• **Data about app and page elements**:
########################################
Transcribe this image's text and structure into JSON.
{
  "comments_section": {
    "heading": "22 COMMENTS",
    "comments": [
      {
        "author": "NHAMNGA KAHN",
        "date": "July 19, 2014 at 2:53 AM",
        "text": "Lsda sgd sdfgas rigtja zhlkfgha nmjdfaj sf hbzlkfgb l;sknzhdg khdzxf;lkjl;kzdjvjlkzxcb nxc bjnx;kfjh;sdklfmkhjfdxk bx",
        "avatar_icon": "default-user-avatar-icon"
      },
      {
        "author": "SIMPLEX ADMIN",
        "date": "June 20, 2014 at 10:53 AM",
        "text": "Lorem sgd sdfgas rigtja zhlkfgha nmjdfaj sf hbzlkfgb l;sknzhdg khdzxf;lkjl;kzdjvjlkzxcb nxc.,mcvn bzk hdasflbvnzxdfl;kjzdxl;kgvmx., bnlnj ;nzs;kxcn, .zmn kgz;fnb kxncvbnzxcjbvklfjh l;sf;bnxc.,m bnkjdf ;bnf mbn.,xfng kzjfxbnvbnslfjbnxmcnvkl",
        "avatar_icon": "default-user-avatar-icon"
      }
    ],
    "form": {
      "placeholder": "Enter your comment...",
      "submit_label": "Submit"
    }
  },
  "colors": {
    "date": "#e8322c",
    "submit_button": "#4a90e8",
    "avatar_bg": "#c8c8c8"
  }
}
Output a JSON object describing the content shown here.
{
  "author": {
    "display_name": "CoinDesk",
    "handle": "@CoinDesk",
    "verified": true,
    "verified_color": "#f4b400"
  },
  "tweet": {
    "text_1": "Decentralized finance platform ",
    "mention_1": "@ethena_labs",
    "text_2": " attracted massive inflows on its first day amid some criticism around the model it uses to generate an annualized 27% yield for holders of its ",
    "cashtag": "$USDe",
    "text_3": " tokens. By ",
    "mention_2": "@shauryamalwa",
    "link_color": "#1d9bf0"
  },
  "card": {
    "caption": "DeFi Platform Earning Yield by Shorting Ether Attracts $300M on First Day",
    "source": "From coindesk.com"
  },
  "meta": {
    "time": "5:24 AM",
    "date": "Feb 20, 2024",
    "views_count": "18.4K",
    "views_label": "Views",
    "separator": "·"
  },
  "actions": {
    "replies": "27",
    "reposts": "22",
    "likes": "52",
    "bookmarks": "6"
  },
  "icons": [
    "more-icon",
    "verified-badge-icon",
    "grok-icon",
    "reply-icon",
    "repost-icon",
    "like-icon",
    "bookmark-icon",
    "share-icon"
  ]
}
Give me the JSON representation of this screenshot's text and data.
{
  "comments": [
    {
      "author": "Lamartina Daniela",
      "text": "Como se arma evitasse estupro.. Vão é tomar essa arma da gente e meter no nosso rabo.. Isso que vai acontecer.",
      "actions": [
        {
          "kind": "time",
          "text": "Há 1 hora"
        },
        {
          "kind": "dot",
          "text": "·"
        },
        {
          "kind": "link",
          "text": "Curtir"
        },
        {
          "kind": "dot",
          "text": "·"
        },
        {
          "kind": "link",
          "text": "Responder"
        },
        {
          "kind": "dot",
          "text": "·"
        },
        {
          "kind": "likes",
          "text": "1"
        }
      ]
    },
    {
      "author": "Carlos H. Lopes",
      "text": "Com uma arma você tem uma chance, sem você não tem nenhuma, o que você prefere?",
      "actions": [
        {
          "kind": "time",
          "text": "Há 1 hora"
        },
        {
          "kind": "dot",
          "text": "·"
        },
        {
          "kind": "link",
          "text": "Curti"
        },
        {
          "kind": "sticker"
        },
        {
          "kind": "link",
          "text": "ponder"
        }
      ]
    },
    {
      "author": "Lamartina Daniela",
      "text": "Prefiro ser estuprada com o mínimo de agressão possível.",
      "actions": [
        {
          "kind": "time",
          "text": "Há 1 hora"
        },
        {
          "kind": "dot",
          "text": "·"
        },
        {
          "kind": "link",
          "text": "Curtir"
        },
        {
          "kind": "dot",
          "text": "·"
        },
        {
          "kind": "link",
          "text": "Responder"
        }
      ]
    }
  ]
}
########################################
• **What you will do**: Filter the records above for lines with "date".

• **Written response**:
        "date": "July 19, 2014 at 2:53 AM",
        "date": "June 20, 2014 at 10:53 AM",
    "date": "#e8322c",
    "date": "Feb 20, 2024",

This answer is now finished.